August 30, 2011
Petaluma, Calif. -
Dear Mr. Krueger,
Congratulations on your appointment to chair President Barack Obama’s Council of Economic Advisers. I am encouraged by your appointment, as I assume most Americans are. Your credentials and reputation as a leading economist are impeccable.
I would like to bring up an issue that needs immediate attention. Based on the latest U.S. Census Bureau data, small businesses create 90 percent of all net new jobs. The Small Business Administration Office of Advocacy indicates that small businesses are responsible for more than half the private sector workforce, half of GDP and 90 percent of exports. Ninety-eight percent of U.S. firms have less than 100 employees. And yet President Obama’s economic policies do not seem to reflect this.

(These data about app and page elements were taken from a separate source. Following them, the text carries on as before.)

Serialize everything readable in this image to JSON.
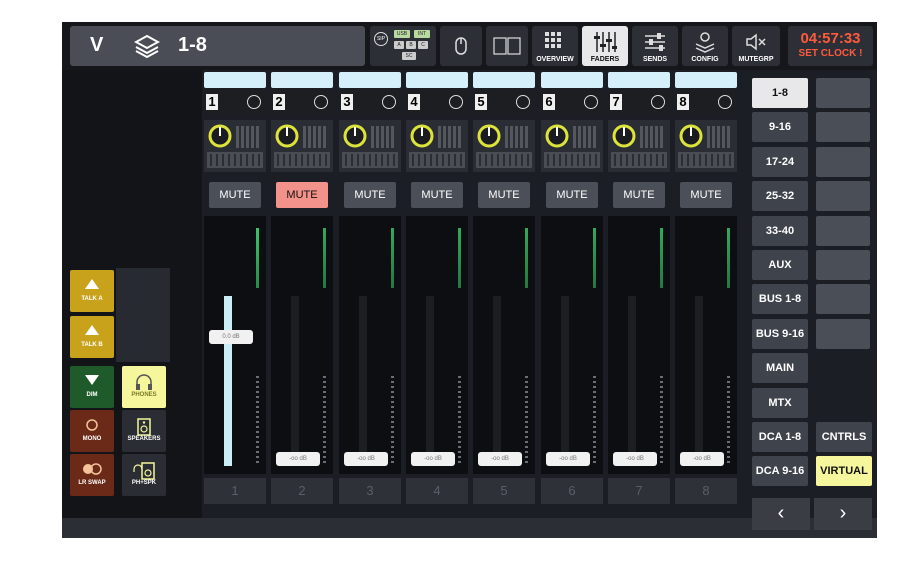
{
  "header": {
    "bank_letter": "V",
    "bank_label": "1-8",
    "usb_buttons": [
      "SIP",
      "USB",
      "INT",
      "A",
      "B",
      "C",
      "SC"
    ],
    "nav_tabs": [
      {
        "label": "OVERVIEW",
        "icon": "grid-icon"
      },
      {
        "label": "FADERS",
        "icon": "faders-icon",
        "selected": true
      },
      {
        "label": "SENDS",
        "icon": "sends-icon"
      },
      {
        "label": "CONFIG",
        "icon": "config-icon"
      },
      {
        "label": "MUTEGRP",
        "icon": "speaker-mute-icon"
      }
    ],
    "clock_time": "04:57:33",
    "clock_warning": "SET CLOCK !"
  },
  "talkback": {
    "talk_a": "TALK A",
    "talk_b": "TALK B",
    "dim": "DIM",
    "mono": "MONO",
    "lr_swap": "LR SWAP",
    "phones": "PHONES",
    "speakers": "SPEAKERS",
    "ph_spk": "PH+SPK"
  },
  "channels": [
    {
      "number": "1",
      "label": "1",
      "mute": false,
      "fader_db": "0.0 dB",
      "fader_level": 0.8
    },
    {
      "number": "2",
      "label": "2",
      "mute": true,
      "fader_db": "-oo dB",
      "fader_level": 0
    },
    {
      "number": "3",
      "label": "3",
      "mute": false,
      "fader_db": "-oo dB",
      "fader_level": 0
    },
    {
      "number": "4",
      "label": "4",
      "mute": false,
      "fader_db": "-oo dB",
      "fader_level": 0
    },
    {
      "number": "5",
      "label": "5",
      "mute": false,
      "fader_db": "-oo dB",
      "fader_level": 0
    },
    {
      "number": "6",
      "label": "6",
      "mute": false,
      "fader_db": "-oo dB",
      "fader_level": 0
    },
    {
      "number": "7",
      "label": "7",
      "mute": false,
      "fader_db": "-oo dB",
      "fader_level": 0
    },
    {
      "number": "8",
      "label": "8",
      "mute": false,
      "fader_db": "-oo dB",
      "fader_level": 0
    }
  ],
  "mute_label": "MUTE",
  "layers": [
    "1-8",
    "9-16",
    "17-24",
    "25-32",
    "33-40",
    "AUX",
    "BUS 1-8",
    "BUS 9-16",
    "MAIN",
    "MTX",
    "DCA 1-8",
    "DCA 9-16"
  ],
  "selected_layer": "1-8",
  "extra_buttons": {
    "cntrls": "CNTRLS",
    "virtual": "VIRTUAL"
  },
  "nav": {
    "prev": "‹",
    "next": "›"
  },
  "colors": {
    "accent_cyan": "#d6f0fb",
    "mute_active": "#f2928a",
    "clock": "#ff5a3c",
    "talk": "#c9a21c",
    "virtual": "#f6f79c"
  }
}
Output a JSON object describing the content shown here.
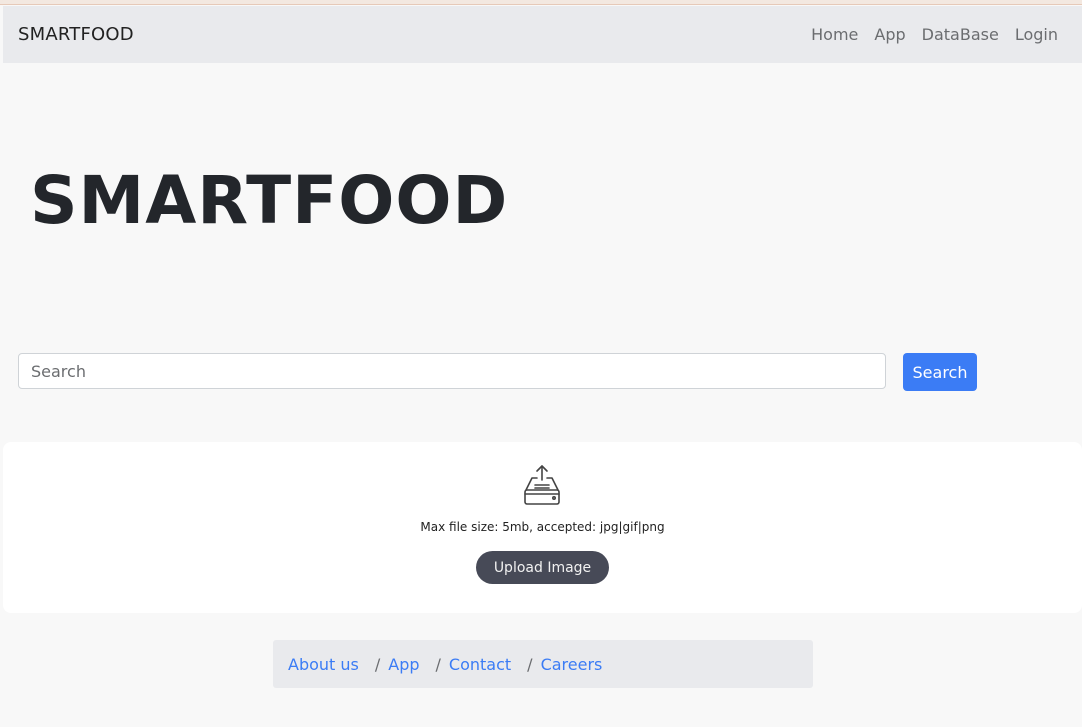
{
  "navbar": {
    "brand": "SMARTFOOD",
    "links": [
      "Home",
      "App",
      "DataBase",
      "Login"
    ]
  },
  "hero": {
    "title": "SMARTFOOD"
  },
  "search": {
    "placeholder": "Search",
    "button_label": "Search"
  },
  "upload": {
    "icon": "upload-tray-icon",
    "hint": "Max file size: 5mb, accepted: jpg|gif|png",
    "button_label": "Upload Image"
  },
  "footer": {
    "links": [
      "About us",
      "App",
      "Contact",
      "Careers"
    ],
    "separator": "/"
  },
  "colors": {
    "primary": "#3b7cf5",
    "upload_button": "#474a57",
    "navbar_bg": "#e9eaed",
    "page_bg": "#f8f8f8"
  }
}
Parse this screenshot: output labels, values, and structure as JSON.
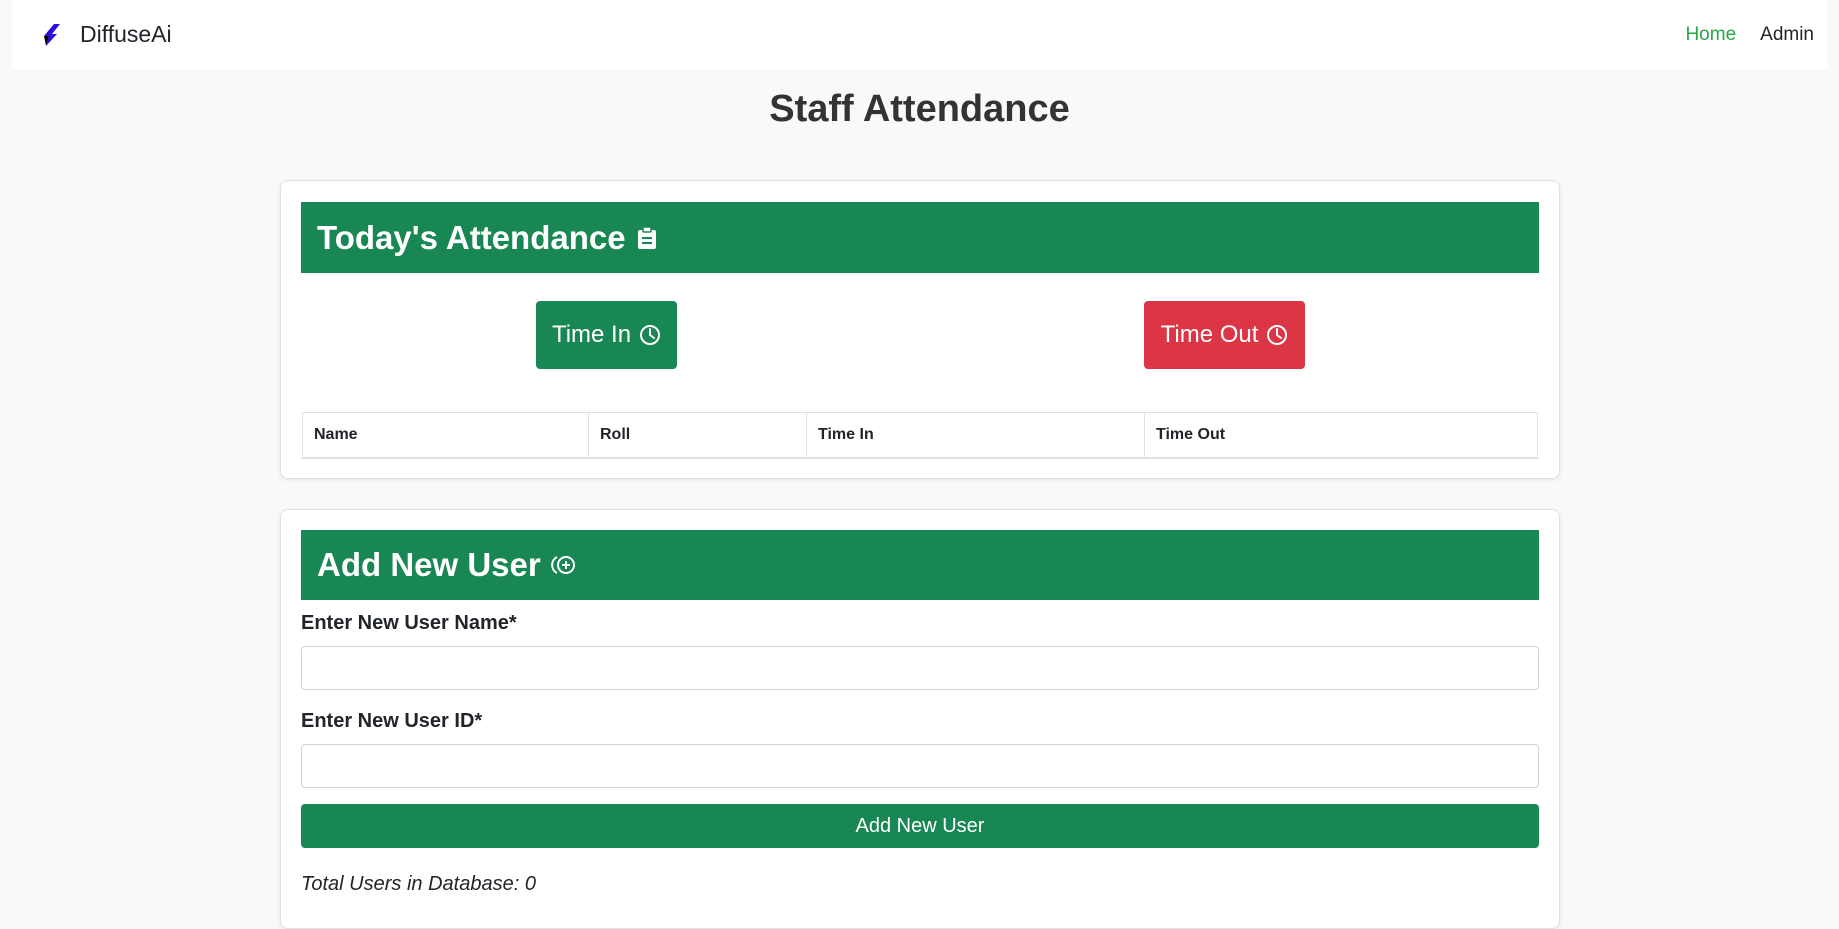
{
  "navbar": {
    "brand": "DiffuseAi",
    "links": [
      {
        "label": "Home"
      },
      {
        "label": "Admin"
      }
    ]
  },
  "page_title": "Staff Attendance",
  "attendance": {
    "header": "Today's Attendance",
    "time_in_label": "Time In",
    "time_out_label": "Time Out",
    "columns": [
      "Name",
      "Roll",
      "Time In",
      "Time Out"
    ]
  },
  "add_user": {
    "header": "Add New User",
    "name_label": "Enter New User Name*",
    "name_value": "",
    "id_label": "Enter New User ID*",
    "id_value": "",
    "submit_label": "Add New User",
    "total_text": "Total Users in Database: 0"
  },
  "colors": {
    "primary_green": "#198754",
    "danger_red": "#dc3545",
    "nav_active": "#28a745"
  }
}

Based on economic data, this country needs aggressive programs focused on small businesses. Congress realized this in 1953 when they passed the Small Business Act, establishing the Small Business Administration (SBA) and a federal small business contracting goal (currently 23 percent). That law appears to be an extremely effective tool to create jobs. Moreover, research indicates that Fortune 500 companies have not created one net new job in more than thirty years.
Yet since 2003, a series of federal investigations have found that most federal small business contracts have gone to large corporations in the U.S., Europe and Asia. In 2005, the SBA Inspector General released Report 5-15, describing the abuse as, “One of the most important challenges facing the Small Business Administration and the entire federal government today.”
During his campaign, President Obama recognized this abuse and stated, “It is time to end the diversion of federal small business contracts to corporate giants.”
Federal law defines a small business as being independently owned. This would exclude any publicly traded company. I suggest that President Obama issue an executive order that states, “The federal government will no longer report contracts awarded to publicly traded companies as small business contracts.” This would direct more existing federal infrastructure spending to the middle class than any previous economic policy.
I think this is a very reasonable, deficit neutral approach to boosting the economy and creating jobs. I cannot imagine a downside to ending the illegal diversion of federal small business contracts to large corporations.